As we left Honduras , we traveled west to the “corner” of Central America where Honduras, Guatemala, and Belize meet.  We prepared to enter the Rio Dulce River in Guatemala.   Seventeen miles up the river, there are about 15 marinas where many cruisers spend hurricane season.  Guatemala is not immune to hurricanes, but the hurricane impact up the river is usually limited to heavy rainfall.

The tricky part of the Rio Dulce is getting into the river at the town of Livingston. The river flow has built up a muddy bar and the water level at low tide is four to five feet.  Since the draft on our boat is about six feet, we needed to enter the river on a high tide.  We had selected a date and time that should give us an additional 1.8 to 2 feet at high tide and had been provided several GPS waypoints to use as a guide to enter the river.  Fortunately, the bottom is mud, so if we touched the bottom, we should be able to power through the mud.  We usually go slowly if we are worried about the depth of an area, but this time we had the engine powered up.  We never felt the boat touching, but as we watched the depth sounder, it appeared that we had only a few inches of water below our keel for several minutes.


Public laundry in GuatemalaWe were finally out of the shallowest water in about 20 minutes and anchored to complete all the official procedures required to enter into the country.  We called an agent on the VHF radio and about 30 minutes later, a boat approached with seven men onboard.   The boat captain and his helper remained on board, but the agent, Immigration Officer, Port Captain, Coast Guard Captain, and doctor all boarded our boat.  One of our cruising friends said that with everyone in their various uniforms, he felt he had been visited by the “Village People”.  The officials reviewed our passports, boat documentation, and the clearance papers from Honduras and asked a few questions.  The doctor never posed any questions, so I guess we looked healthy enough!  Ann served everyone lemonade and homemade banana bread and they were off the boat in less than 30 minutes.
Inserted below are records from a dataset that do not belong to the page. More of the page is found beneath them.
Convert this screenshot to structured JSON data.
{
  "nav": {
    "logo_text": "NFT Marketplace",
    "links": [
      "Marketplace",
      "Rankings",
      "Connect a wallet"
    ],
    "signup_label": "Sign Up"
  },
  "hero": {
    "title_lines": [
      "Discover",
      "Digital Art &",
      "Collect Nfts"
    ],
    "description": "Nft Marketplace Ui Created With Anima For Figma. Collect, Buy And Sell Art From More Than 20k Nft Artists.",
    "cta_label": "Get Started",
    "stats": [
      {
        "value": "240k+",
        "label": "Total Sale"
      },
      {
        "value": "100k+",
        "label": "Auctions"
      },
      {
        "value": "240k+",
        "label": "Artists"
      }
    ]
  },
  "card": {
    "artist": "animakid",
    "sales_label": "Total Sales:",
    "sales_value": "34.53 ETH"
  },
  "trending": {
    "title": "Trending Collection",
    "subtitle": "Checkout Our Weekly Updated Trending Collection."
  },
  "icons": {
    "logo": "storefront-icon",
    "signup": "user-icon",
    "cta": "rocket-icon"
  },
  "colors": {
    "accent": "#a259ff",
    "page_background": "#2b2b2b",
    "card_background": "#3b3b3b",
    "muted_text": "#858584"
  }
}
Public laundry in Livingston, Guatemala

In the town of Livingston , we saw a very interesting version of a public laundry. There is roof with open sides covering 13 concrete basins.  At one end of the structure, there is a water pipe with continuous running water.  Women use buckets to obtain water from the pipe and pour into the concrete basins.  Some of the basins are shallow with ridges, where clothes are soaped and scrubbed with a stiff bristle brush.  Other basins are deeper and are used to rinse the clothes.  We were told there are three similar facilities in Livingston .   We have seen areas along rivers often used for laundry, but this is our first time to see this type of infrastructure provided for a public laundry.

Rio Dulce riverThe river was busy with boat traffic as we made our way upriver.   Most of the small villages on the river can only be accessed by water, so boats are the only form of transportation.   Most of the boats are powered by outboard engines, but we also saw small dugout canoes powered by paddles.  After about eight miles, we stopped overnight in Texan Bay for a tasty meal of chicken-fried steak, mashed potatoes, and gravy and took the dinghy to explore some of the smaller streams that run into the river.


Rio Dulce River


Bird guests

 

Birds woke us the following morning and we looked out to see about 20 birds (10 perched on each side of the boat) making a new home on our boat.  We also found sticks and straw on the deck, so we are convinced they were building a nest somewhere.  We haven’t found the nest, so we hope that we pulled up our anchor before the nest was completed.


 

Only half of our morning bird guests

We continued our journey another ten miles up the river and arrived at Mario’s Marina which will be our home for the next four months.   It is hot and steamy at the docks, so we make use of the cooling swimming pool every afternoon to survive.